Police said Locke was not named in any search warrants. Attorneys for the man’s family say he was in legal possession of his firearm.

The warrants are sealed to “protect the integrity of the investigation” and “until the court directs otherwise,” Steve Linders, public information officer with the St. Paul Police Department, which is investigating the homicide relating to the warrants, wrote in a statement.

From the limited amount of video the city released, it’s not clear how Minneapolis SWAT members approached the apartment or how they reacted after the shooting.


According to the Star Tribune, interim Minneapolis police chief Amelia Huffman said at a Thursday news conference that “both a knock and no-knock search warrant were obtained” for three locations within the building where the officer shot the man, but she did not elaborate.

The fatal shooting brings further scrutiny to the use of no-knock warrants and shines a spotlight on a police department that has faced criticism before. The city garnered significant national media attention in November of 2020 when it announced, amid a nationwide reckoning over police policies prompted in part by the murder of George Floyd by a Minneapolis police officer and the shooting of Breonna Taylor during warrant service in Louisville, that it was changing its policy.

Some touted as an “accomplishment” that Minneapolis Mayor Jacob Frey banned no-knock warrants. But the city did not ban no-knock warrants, and like most police department policies, its policy gave wide leeway to field supervisors to make decisions based on conditions they encounter and allows for no-knock warrants in certain situations.

Frey announced Friday night that he was temporarily banning police from seeking and executing no-knock warrants, though like the policy change 14 months ago, it still allows for no-knock warrants in certain situations.

Hennepin County Attorney Mike Freeman announced Friday that he asked Minnesota Attorney General Keith Ellison to join in his review of the shooting.



“We will be working with the Minnesota Bureau of Criminal Apprehension to ensure a thorough and complete evaluation,” Freeman said in a statement. “Thereafter we will decide together, based on the law and evidence, whether criminal charges should be brought.”

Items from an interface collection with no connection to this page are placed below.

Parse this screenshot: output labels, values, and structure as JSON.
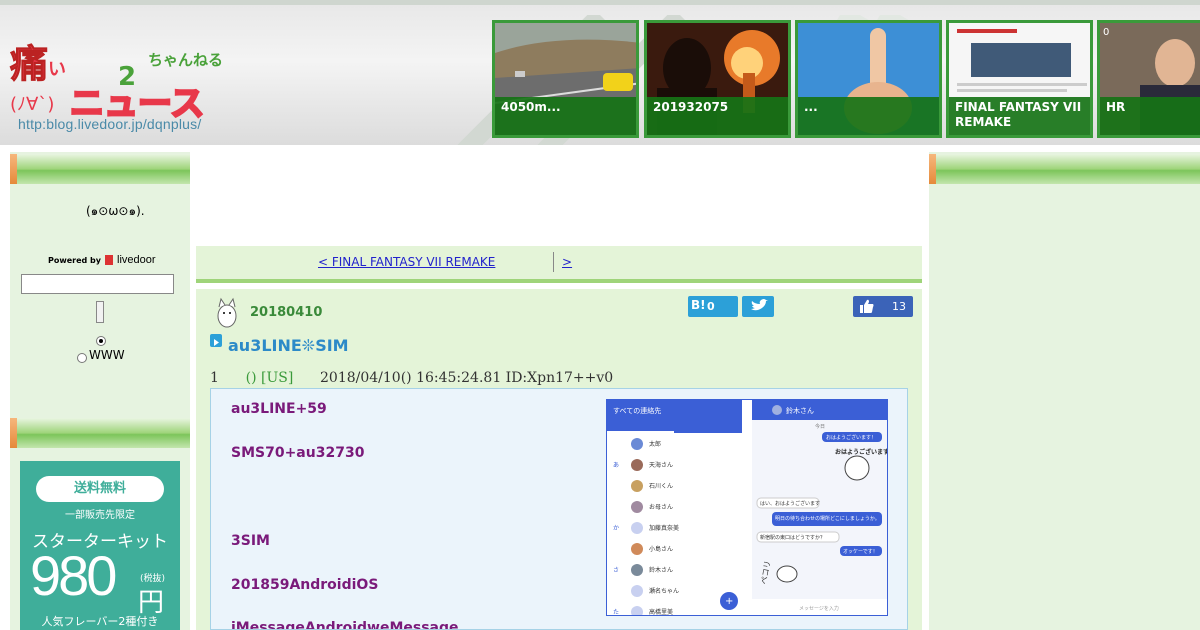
{
  "header": {
    "logo_text": "痛いニュース",
    "logo_sub": "ちゃんねる",
    "logo_face": "(ﾉ∀`)",
    "logo_url": "http:blog.livedoor.jp/dqnplus/",
    "thumbs": [
      {
        "caption": "4050m...",
        "count": ""
      },
      {
        "caption": "201932075",
        "count": ""
      },
      {
        "caption": "...",
        "count": ""
      },
      {
        "caption": "FINAL FANTASY VII REMAKE",
        "count": ""
      },
      {
        "caption": "HR",
        "count": "0"
      }
    ]
  },
  "sidebar": {
    "face": "(๑⊙ω⊙๑).",
    "powered_by": "Powered by",
    "livedoor": "livedoor",
    "search_value": "",
    "radio_www": "WWW"
  },
  "ad": {
    "badge": "送料無料",
    "limited": "一部販売先限定",
    "product": "スターターキット",
    "price": "980",
    "tax": "(税抜)",
    "yen": "円",
    "flavor": "人気フレーバー2種付き",
    "accent_color": "#3fae9a"
  },
  "nav": {
    "prev": "< FINAL FANTASY VII REMAKE",
    "next": ">"
  },
  "article": {
    "date": "20180410",
    "hatena_count": "0",
    "like_count": "13",
    "title": "au3LINE❊SIM",
    "meta_num": "1",
    "meta_name": "() [US]",
    "meta_datetime": "2018/04/10() 16:45:24.81 ID:Xpn17++v0",
    "lines": [
      "au3LINE+59",
      "SMS70+au32730",
      "3SIM",
      "201859AndroidiOS",
      "iMessageAndroidweMessage"
    ]
  },
  "phone": {
    "contacts_header": "すべての連絡先",
    "contacts": [
      "太郎",
      "天海さん",
      "石川くん",
      "お母さん",
      "加藤真奈美",
      "小島さん",
      "鈴木さん",
      "瀬名ちゃん",
      "高橋里美"
    ],
    "index": [
      "あ",
      "か",
      "さ",
      "た"
    ],
    "chat_header": "鈴木さん",
    "chat_today": "今日",
    "msg1": "おはようございます！",
    "sticker_text": "おはようございます",
    "msg2": "はい、おはようございます",
    "msg3": "明日の待ち合わせの場所どこにしましょうか。",
    "msg4": "新宿駅の東口はどうですか？",
    "msg5": "オッケーです！",
    "sticker2": "ペコリ",
    "input_placeholder": "メッセージを入力",
    "accent": "#3b5fd6"
  },
  "colors": {
    "green_bg": "#e6f3e0",
    "title_blue": "#2c8ac8",
    "body_purple": "#7a1a7a",
    "thumb_green": "#2f8a2f"
  }
}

Ellison, in a separate statement, vowed to conduct a “fair and thorough” investigation, adding: “Amir Locke’s life mattered. He was only 22 years old and had his whole life ahead of him. His family and friends must now live the rest of their lives without him.”

The Reporter Newspaper